Posted: May 17, 2017

Garlic Mustard

Garlic mustard is an invasive plant that was originally brought here to be used as a medicinal herb. It is high in vitamins A and C and has a distinctive garlic taste and smell. In the first year of growth, garlic mustard forms a basal rosette which consists of kidney-shaped leaves with scalloped edges and deep ‘winkles’. In the second year stalks form and the leaves grow off of it alternating sides; they are more triangular and have deeply toothed edges. It also grows clusters of small white flowers, each with four petals and a yellow centre. Garlic mustard invasions have the ability to blanket forest understories which can reduce the growth of native plants including sugar maples and trilliums. By reducing the native plant populations the wildlife populations will also decrease, many native butterflies rely on the forest plants to survive. The soil ecosystem is also damaged due to reduced fungi quantities, this prevents native plants from being able to re-establish. Garlic mustard can be removed fairly easily by hand pulling, it is important that the plant is pulled from the base of the plant and that the majority of the root system is pulled out with it. Once the plant is removed it must be bagged to ensure that no seeds escape and disposed of in accordance to local waste management procedures.

 

 

For more information on this event contact:

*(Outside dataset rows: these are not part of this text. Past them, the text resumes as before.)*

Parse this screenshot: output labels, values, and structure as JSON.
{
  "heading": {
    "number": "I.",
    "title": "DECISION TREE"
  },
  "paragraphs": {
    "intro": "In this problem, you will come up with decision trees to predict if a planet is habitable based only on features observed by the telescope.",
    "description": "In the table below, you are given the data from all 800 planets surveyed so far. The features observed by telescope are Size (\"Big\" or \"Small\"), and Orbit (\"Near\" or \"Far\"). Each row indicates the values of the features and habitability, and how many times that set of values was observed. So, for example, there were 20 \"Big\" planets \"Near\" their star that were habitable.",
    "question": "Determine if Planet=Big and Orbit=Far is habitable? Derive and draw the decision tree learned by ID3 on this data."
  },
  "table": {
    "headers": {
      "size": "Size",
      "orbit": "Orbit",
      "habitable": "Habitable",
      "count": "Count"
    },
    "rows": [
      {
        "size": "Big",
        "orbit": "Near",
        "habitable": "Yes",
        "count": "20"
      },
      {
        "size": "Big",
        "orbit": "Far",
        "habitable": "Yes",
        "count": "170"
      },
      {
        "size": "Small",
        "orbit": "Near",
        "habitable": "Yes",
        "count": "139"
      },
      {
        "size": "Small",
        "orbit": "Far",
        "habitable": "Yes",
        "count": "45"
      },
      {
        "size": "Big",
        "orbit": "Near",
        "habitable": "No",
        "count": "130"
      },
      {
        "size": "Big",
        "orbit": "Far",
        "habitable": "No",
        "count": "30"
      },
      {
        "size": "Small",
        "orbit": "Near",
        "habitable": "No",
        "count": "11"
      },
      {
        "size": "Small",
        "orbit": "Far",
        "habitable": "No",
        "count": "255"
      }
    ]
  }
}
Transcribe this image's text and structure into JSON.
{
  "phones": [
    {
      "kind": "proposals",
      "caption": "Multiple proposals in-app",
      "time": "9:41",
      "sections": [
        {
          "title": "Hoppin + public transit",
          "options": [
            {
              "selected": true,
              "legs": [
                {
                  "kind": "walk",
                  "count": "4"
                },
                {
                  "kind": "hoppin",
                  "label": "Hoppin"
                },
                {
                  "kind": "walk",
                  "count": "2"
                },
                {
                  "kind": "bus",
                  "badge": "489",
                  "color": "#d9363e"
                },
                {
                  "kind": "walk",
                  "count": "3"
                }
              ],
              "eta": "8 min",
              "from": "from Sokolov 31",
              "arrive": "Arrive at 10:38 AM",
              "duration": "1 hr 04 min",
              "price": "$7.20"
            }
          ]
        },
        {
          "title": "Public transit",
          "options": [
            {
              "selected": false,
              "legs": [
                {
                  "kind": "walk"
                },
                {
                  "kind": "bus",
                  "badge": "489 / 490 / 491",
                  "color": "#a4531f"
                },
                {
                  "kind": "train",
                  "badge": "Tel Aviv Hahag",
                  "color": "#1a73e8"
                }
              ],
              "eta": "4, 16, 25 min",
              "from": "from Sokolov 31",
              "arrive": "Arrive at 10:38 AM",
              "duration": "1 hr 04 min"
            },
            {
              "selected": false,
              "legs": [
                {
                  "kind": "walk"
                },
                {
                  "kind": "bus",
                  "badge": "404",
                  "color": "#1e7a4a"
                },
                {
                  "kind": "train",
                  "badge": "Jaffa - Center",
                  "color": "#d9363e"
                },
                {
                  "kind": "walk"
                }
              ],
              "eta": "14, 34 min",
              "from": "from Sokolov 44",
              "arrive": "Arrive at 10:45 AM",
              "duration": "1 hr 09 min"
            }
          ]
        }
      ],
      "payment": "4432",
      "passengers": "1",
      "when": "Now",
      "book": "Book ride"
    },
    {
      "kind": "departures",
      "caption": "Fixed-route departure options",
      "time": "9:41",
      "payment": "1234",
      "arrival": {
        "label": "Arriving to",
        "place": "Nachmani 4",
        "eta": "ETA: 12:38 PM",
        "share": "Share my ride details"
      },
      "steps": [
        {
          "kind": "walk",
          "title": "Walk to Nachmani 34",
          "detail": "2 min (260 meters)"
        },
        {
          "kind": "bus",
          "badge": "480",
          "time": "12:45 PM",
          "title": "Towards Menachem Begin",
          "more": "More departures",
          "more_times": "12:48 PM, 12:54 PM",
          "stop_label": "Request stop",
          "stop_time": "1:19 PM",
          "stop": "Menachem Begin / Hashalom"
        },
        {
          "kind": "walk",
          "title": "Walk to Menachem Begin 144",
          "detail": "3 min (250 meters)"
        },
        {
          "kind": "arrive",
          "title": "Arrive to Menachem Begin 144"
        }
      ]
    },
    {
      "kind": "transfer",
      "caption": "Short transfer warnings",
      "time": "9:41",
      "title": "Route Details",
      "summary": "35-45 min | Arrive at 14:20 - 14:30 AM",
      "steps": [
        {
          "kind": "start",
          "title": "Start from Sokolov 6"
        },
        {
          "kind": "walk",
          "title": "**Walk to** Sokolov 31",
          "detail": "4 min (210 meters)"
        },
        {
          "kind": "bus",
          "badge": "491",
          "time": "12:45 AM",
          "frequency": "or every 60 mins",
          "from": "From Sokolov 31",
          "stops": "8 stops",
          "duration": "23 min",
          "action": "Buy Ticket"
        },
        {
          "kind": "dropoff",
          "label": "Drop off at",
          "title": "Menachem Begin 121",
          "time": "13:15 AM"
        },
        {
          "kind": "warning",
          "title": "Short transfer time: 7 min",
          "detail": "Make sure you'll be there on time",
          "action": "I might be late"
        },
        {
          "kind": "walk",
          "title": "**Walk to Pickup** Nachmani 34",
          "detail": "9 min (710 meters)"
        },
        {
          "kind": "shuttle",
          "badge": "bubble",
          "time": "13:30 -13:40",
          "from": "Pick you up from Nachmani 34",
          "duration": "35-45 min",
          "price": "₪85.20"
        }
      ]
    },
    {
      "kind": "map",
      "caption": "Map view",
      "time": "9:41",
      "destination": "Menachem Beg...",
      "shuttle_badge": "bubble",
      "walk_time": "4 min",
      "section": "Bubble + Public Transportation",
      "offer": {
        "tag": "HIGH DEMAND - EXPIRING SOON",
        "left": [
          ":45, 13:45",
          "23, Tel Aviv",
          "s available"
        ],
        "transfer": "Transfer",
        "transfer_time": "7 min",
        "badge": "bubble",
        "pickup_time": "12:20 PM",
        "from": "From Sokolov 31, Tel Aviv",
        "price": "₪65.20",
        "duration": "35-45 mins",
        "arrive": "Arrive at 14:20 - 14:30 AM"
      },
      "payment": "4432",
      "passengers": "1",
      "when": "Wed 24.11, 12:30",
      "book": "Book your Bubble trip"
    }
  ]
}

Lauren Bell                                                 Deane Greenwood
Project Coordinator                                    Trails Coordinator & Community Liaison
Invasive Species Centre                             Sault Ste. Marie Region Conservation Authority
Direct (705) 541-5749                               705-946-8530 ext. 1007
lbell@invasivespeciescentre.ca                  dgreenwood@ssmrca.ca